Task description:
Below are the records; copy every line in them that holds the string "caption".

Exercise inputs:
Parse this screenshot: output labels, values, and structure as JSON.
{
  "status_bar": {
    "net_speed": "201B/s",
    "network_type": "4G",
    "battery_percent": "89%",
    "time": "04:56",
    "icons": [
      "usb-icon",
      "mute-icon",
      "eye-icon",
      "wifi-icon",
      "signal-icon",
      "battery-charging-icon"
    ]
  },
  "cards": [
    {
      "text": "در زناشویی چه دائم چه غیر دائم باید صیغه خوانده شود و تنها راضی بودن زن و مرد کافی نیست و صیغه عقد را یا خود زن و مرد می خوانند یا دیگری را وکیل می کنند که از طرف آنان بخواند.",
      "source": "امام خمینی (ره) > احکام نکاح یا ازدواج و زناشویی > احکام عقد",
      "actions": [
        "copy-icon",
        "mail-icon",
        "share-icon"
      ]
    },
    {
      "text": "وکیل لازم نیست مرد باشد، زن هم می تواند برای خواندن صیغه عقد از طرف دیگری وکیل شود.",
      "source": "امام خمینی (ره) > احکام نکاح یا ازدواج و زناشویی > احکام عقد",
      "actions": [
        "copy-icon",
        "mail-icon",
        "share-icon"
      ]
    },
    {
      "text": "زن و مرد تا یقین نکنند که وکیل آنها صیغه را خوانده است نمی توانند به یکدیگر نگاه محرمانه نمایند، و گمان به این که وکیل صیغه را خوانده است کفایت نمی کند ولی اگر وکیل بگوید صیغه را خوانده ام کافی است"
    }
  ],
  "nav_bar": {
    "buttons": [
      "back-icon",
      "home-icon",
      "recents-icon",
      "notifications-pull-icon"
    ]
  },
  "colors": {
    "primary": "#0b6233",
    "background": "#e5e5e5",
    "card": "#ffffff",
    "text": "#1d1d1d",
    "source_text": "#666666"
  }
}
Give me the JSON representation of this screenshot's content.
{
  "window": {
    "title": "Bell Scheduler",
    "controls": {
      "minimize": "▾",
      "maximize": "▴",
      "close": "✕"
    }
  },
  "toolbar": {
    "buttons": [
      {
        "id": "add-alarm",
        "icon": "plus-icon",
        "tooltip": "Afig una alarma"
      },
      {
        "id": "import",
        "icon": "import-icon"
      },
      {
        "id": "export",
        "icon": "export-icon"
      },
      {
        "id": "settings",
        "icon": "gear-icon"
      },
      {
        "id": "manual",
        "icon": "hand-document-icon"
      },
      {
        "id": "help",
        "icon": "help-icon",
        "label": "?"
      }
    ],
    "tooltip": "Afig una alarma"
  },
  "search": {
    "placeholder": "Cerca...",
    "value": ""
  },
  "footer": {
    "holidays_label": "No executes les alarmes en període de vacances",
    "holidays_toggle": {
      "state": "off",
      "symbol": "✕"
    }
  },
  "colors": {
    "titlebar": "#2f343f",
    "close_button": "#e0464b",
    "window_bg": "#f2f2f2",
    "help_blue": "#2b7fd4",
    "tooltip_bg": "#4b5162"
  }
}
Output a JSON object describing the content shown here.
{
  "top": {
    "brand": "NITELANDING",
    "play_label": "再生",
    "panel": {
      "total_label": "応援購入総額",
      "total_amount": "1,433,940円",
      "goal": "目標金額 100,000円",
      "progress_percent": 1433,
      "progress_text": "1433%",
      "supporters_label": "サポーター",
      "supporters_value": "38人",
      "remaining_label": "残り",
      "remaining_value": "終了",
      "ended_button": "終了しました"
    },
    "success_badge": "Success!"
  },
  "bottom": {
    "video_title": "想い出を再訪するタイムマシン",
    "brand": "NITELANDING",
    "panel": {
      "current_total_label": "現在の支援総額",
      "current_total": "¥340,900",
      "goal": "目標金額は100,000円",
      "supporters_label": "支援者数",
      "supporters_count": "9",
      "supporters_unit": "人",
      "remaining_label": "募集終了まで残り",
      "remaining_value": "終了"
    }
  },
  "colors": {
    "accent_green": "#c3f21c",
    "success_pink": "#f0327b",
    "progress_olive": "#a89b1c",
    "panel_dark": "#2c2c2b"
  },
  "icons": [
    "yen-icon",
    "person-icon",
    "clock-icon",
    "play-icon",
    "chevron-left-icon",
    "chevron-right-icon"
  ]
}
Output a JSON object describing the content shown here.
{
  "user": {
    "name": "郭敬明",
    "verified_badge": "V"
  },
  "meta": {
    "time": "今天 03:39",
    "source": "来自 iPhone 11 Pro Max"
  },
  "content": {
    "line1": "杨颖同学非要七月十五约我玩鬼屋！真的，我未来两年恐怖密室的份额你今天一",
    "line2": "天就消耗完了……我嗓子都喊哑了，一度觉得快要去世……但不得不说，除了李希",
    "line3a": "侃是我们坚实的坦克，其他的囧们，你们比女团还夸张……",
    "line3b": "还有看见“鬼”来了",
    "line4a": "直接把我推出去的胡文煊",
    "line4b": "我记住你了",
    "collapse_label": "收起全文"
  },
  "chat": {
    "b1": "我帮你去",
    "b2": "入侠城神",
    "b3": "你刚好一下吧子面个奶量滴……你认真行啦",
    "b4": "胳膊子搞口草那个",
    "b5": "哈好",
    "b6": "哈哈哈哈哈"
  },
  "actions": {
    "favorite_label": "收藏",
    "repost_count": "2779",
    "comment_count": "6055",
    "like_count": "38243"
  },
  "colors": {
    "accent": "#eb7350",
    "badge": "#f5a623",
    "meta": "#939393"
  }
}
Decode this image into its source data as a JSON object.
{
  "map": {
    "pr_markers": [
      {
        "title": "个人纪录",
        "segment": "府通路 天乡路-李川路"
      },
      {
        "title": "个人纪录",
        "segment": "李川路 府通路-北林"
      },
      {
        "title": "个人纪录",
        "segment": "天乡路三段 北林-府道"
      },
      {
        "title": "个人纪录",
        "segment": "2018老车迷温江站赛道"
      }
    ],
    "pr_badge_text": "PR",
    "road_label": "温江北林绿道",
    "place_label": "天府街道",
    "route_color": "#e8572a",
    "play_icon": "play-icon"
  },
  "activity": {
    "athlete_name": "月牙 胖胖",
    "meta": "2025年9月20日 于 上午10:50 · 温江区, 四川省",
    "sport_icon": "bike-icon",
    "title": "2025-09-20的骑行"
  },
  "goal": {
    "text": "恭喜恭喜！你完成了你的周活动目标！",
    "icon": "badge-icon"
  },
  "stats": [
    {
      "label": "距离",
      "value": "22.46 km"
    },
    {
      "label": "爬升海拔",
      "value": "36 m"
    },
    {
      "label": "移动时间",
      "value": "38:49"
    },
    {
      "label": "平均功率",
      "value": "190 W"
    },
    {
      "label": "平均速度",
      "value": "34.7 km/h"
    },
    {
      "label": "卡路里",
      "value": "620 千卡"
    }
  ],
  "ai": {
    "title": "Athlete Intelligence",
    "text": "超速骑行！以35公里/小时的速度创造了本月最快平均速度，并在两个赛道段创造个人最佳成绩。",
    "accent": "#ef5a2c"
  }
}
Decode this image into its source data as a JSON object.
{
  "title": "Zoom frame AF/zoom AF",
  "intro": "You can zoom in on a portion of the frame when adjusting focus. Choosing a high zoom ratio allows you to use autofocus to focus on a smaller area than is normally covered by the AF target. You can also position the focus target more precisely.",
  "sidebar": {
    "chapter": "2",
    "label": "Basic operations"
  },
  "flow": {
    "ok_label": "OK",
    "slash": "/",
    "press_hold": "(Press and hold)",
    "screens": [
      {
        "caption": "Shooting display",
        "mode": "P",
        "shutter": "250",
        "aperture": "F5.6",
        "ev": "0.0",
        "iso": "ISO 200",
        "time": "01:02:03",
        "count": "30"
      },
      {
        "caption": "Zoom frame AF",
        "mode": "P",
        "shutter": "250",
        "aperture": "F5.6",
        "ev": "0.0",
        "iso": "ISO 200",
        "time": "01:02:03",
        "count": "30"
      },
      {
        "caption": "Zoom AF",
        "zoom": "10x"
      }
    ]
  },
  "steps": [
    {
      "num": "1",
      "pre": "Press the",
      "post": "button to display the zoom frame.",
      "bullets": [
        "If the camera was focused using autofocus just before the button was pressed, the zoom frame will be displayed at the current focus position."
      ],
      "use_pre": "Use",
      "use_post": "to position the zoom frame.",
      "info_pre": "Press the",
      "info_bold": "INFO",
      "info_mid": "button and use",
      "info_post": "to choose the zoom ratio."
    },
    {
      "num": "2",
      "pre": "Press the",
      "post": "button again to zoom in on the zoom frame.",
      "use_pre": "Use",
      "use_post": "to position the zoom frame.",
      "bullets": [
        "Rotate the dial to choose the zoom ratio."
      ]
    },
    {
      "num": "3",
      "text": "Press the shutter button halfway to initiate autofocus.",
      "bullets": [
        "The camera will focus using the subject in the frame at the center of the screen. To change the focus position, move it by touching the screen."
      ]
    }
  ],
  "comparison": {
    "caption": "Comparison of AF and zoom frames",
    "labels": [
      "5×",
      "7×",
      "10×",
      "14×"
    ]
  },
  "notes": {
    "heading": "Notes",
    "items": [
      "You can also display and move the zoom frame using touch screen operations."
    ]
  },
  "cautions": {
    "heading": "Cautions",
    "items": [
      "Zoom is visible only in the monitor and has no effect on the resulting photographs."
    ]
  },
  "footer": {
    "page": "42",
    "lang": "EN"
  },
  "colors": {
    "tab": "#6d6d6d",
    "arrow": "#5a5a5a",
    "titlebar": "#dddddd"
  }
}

Task result:
        "caption": "Shooting display",
        "caption": "Zoom frame AF",
        "caption": "Zoom AF",
    "caption": "Comparison of AF and zoom frames",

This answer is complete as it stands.